App and web page records
------------------------------

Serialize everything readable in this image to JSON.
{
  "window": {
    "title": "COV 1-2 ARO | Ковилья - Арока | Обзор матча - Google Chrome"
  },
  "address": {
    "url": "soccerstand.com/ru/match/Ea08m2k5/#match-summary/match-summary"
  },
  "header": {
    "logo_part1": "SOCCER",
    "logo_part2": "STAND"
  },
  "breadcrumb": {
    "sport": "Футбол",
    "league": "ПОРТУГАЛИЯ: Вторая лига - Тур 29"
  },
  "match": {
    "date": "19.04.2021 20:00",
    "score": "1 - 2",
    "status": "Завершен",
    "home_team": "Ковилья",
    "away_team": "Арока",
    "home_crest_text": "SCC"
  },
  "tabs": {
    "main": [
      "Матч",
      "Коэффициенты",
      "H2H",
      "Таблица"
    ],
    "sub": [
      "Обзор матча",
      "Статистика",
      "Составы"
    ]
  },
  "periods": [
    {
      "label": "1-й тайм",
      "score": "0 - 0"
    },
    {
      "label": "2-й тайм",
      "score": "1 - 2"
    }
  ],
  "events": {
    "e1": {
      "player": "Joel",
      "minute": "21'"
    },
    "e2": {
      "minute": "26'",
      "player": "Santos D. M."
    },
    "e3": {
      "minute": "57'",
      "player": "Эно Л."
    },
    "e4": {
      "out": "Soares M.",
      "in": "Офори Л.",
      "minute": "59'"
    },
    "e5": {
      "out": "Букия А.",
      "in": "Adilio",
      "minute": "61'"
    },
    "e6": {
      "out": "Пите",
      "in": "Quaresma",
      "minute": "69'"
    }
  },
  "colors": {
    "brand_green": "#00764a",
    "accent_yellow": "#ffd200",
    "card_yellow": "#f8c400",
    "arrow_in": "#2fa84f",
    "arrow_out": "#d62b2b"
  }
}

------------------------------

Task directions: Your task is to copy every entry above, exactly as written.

Problem solution:
Serialize everything readable in this image to JSON.
{
  "window": {
    "title": "COV 1-2 ARO | Ковилья - Арока | Обзор матча - Google Chrome"
  },
  "address": {
    "url": "soccerstand.com/ru/match/Ea08m2k5/#match-summary/match-summary"
  },
  "header": {
    "logo_part1": "SOCCER",
    "logo_part2": "STAND"
  },
  "breadcrumb": {
    "sport": "Футбол",
    "league": "ПОРТУГАЛИЯ: Вторая лига - Тур 29"
  },
  "match": {
    "date": "19.04.2021 20:00",
    "score": "1 - 2",
    "status": "Завершен",
    "home_team": "Ковилья",
    "away_team": "Арока",
    "home_crest_text": "SCC"
  },
  "tabs": {
    "main": [
      "Матч",
      "Коэффициенты",
      "H2H",
      "Таблица"
    ],
    "sub": [
      "Обзор матча",
      "Статистика",
      "Составы"
    ]
  },
  "periods": [
    {
      "label": "1-й тайм",
      "score": "0 - 0"
    },
    {
      "label": "2-й тайм",
      "score": "1 - 2"
    }
  ],
  "events": {
    "e1": {
      "player": "Joel",
      "minute": "21'"
    },
    "e2": {
      "minute": "26'",
      "player": "Santos D. M."
    },
    "e3": {
      "minute": "57'",
      "player": "Эно Л."
    },
    "e4": {
      "out": "Soares M.",
      "in": "Офори Л.",
      "minute": "59'"
    },
    "e5": {
      "out": "Букия А.",
      "in": "Adilio",
      "minute": "61'"
    },
    "e6": {
      "out": "Пите",
      "in": "Quaresma",
      "minute": "69'"
    }
  },
  "colors": {
    "brand_green": "#00764a",
    "accent_yellow": "#ffd200",
    "card_yellow": "#f8c400",
    "arrow_in": "#2fa84f",
    "arrow_out": "#d62b2b"
  }
}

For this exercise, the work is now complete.